### [Try it]
Look through the entries. Copy each line that has the word "tagline".

•••

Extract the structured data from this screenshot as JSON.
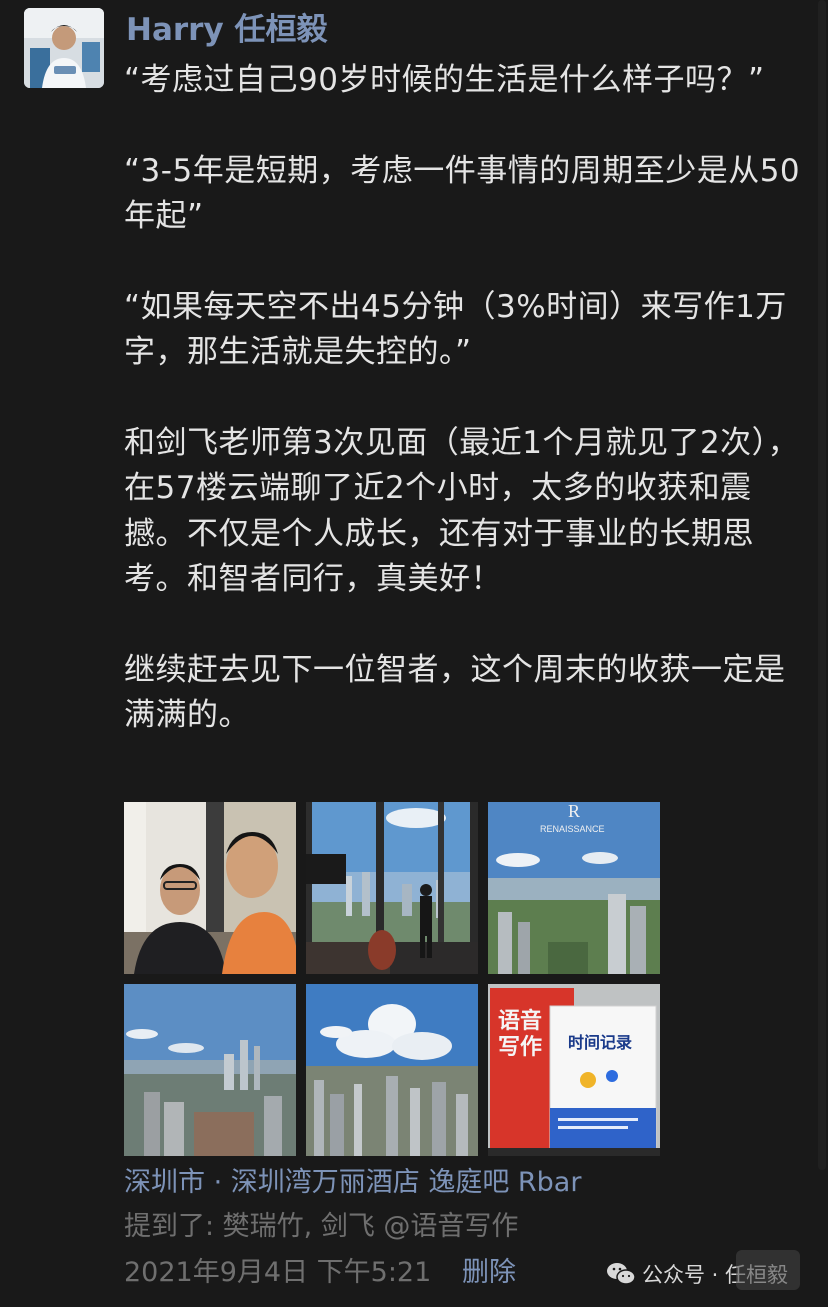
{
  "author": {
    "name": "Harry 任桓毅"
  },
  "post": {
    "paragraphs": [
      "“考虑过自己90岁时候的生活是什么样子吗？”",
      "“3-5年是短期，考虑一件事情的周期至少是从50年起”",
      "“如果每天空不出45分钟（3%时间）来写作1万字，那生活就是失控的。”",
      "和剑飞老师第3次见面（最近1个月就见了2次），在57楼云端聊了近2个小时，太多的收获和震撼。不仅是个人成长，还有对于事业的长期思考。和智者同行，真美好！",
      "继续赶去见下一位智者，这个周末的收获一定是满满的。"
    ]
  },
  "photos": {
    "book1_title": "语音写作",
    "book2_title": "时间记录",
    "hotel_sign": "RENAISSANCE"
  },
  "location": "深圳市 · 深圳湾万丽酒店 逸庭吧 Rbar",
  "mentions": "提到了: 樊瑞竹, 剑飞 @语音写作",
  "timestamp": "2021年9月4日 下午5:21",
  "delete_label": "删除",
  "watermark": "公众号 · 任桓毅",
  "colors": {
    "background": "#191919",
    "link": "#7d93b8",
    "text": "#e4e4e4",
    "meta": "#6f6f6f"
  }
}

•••

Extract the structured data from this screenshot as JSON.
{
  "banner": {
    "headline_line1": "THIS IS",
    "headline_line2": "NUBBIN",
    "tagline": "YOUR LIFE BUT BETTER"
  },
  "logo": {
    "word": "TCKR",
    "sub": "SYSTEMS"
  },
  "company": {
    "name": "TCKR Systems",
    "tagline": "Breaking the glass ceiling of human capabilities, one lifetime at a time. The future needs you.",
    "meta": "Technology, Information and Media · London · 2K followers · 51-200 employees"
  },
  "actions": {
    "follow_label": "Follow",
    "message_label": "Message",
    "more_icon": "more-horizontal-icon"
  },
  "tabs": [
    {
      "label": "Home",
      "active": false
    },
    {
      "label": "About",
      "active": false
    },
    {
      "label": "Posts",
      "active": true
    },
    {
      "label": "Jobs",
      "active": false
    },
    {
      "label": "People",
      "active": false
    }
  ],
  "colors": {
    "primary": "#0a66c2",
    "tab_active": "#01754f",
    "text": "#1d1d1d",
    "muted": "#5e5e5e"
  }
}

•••

### [Response area]
    "tagline": "YOUR LIFE BUT BETTER"
    "tagline": "Breaking the glass ceiling of human capabilities, one lifetime at a time. The future needs you.",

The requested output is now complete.